I would guess that most Green party members and voters would broadly agree with The Guardian’s view on these matters, but not all. Admittedly, from December 2016, Paul Kingsnorth, a writer and former deputy editor of the Ecologist, espoused a different green type of approach to the EU. Writing on the US Counterpunch website titled ‘Brexit Reconsidered: a Modern Day Peasants’ Revolt?’ he describes a very different Europe.

One which has a culture of homogenisation, centralisation, control and profit, and Kingsnorth cries in despair, ‘where are the radical greens?’ Greens he says are mostly ‘crying into their muesli about Brexit.’

Brexit hovers over UK politics at present, but the Left in continental Europe has also been thinking about what kind of EU it wants after the years of austerity being imposed, mainly on Southern European nations, Greece, Spain, Portugal and Italy.

Walter Baier, a Vienna based economist and former National Chairman of the Communist Party of Austria (KPÖ) from 1994 to 2006, writing at Transform Europe, looks at thinking on the EU by the more radical Left elements on the continent. He puts the re-think on the Left down to collapse of the Eastern European socialist regimes and the adoption of neo-liberalism by social democratic parties during the 1990s.

In particular, Baier examines ‘Plan B’ supported by French presidential candidate in 2017, J. L. Mélenchon, and DiEM25, an initiative spearheaded by Yannis Varoufakis, the former Greek finance minister.

DiEM25’s ideas for a reformed EU, within existing EU Treaties, is largely supported by the leadership of the UK Labour and Green parties, and formed the basis for the Remain strategy in the 2016 referendum followed by these leaders.

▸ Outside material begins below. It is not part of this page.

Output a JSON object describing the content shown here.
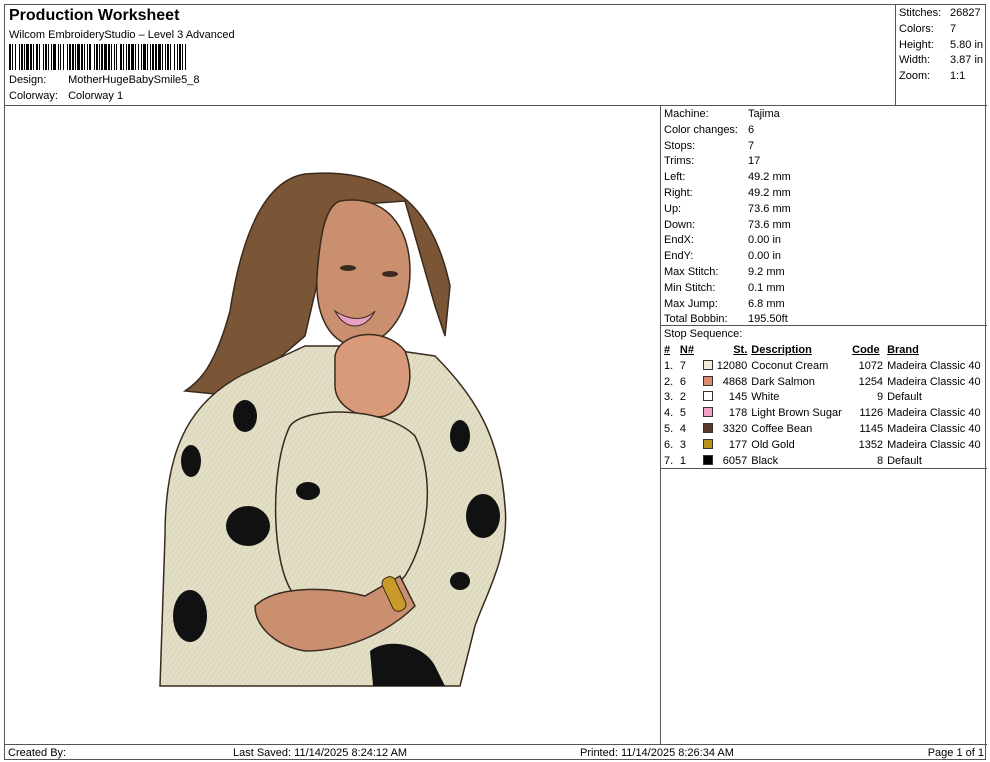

It amounted to a remain in the EU and reform platform, but in the end did not cut through to the voters as desirable.

DiEM25 proposes a New Deal for Europe, which contains policy proposals and strategies based on four principles:

All Europeans should enjoy the right to basic goods (e.g. nutrition, shelter, transport, energy), paid work while receiving a living wage, to decent social housing, to high quality health and education, and to a sustainable environment (environment included here too).

To harness the wealth that accumulates in Europe and turn it into investments in a real, green, sustainable, innovative economy.

The EU must implement policies for sharing the dividends from digitisation and automation amongst all its citizens.

Macroeconomic management should be democratised fully and placed under the scrutiny of sovereign peoples. 

Mélenchon’s A Plan B in Europe recommends a complete break with the existing EU Treaties and basically starting again. The plan also has four main principles:

Nation states are considered as leverage in the European struggle with the EU.

The withdrawal from EU Treaties should in combination with ‘negotiations on a new framework for the EU, but if this failed to work, France would unilaterally withdraw from the Treaties.

The French people would be given the final choice on staying in a new EU or withdrawing completely, in a referendum.

Plan B’s in different countries would not necessarily be same as in other EU nations who decide to follow France’s lead.

Plan A seems to me to be more realistic than the DiEM25 proposals, with the EU unlikely to reform radically from within existing structures, and so to facilitate a ‘new radical EU,’ starting again is probably necessary. I am not advocating not having some kind of cooperative union in Europe, and the UK being part of it, but the large, remote and bureaucratic entity it has become, does seem to have run its course.

I’m also not saying that I prefer the UK leaving the existing structures of the EU, which I expect will be counter-productive and play into the hands of the UK populist right, some of whom are in government. But I do think that the EU could be made much better and more responsive to the needs of European citizens, and so if that means starting from square one, so be it.